WORK REQUEST → What to return is the tail of the data, from the line that contains "What's the underlying" down to the last line, copied exactly.

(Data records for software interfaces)
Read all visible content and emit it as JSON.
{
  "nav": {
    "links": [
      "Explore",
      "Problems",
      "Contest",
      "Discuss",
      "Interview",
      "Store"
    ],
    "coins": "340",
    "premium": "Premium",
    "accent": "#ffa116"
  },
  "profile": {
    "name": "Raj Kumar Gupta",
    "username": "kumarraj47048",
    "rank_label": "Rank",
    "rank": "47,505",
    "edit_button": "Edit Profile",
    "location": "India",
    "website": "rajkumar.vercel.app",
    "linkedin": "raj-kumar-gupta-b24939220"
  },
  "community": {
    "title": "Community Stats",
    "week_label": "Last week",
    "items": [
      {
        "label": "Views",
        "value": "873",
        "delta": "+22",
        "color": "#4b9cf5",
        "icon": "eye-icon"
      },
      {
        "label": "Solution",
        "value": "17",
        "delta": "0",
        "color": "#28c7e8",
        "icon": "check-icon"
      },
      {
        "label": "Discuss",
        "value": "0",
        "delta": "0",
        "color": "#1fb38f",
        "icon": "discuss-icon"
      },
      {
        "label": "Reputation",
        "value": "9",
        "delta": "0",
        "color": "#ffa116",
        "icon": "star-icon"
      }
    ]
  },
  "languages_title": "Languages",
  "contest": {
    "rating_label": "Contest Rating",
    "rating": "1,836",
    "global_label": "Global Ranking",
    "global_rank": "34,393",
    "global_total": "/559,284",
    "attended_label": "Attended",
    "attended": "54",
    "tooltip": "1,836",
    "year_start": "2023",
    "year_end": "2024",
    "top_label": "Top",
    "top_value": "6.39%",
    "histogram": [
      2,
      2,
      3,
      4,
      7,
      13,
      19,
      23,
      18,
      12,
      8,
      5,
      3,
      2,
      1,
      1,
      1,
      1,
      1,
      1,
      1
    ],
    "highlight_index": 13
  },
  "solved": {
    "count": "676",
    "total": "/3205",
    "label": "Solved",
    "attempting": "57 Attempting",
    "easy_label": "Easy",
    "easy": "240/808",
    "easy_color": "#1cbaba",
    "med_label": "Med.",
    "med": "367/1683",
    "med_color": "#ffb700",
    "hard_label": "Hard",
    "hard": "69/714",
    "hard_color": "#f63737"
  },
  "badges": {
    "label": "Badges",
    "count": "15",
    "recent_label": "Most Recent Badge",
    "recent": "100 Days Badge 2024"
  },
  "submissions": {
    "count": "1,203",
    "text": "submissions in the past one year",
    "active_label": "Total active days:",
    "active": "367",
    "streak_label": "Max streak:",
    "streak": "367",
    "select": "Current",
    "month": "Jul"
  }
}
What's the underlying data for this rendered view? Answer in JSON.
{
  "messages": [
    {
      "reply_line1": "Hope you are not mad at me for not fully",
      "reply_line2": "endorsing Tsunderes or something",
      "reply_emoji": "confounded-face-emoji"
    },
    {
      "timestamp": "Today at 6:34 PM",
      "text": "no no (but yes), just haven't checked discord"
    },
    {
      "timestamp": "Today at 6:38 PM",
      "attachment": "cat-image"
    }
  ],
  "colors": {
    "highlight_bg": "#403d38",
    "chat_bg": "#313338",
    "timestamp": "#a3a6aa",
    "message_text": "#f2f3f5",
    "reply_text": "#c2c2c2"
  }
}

COMPLETED EXERCISE →
What's the underlying data for this rendered view? Answer in JSON.
{
  "messages": [
    {
      "reply_line1": "Hope you are not mad at me for not fully",
      "reply_line2": "endorsing Tsunderes or something",
      "reply_emoji": "confounded-face-emoji"
    },
    {
      "timestamp": "Today at 6:34 PM",
      "text": "no no (but yes), just haven't checked discord"
    },
    {
      "timestamp": "Today at 6:38 PM",
      "attachment": "cat-image"
    }
  ],
  "colors": {
    "highlight_bg": "#403d38",
    "chat_bg": "#313338",
    "timestamp": "#a3a6aa",
    "message_text": "#f2f3f5",
    "reply_text": "#c2c2c2"
  }
}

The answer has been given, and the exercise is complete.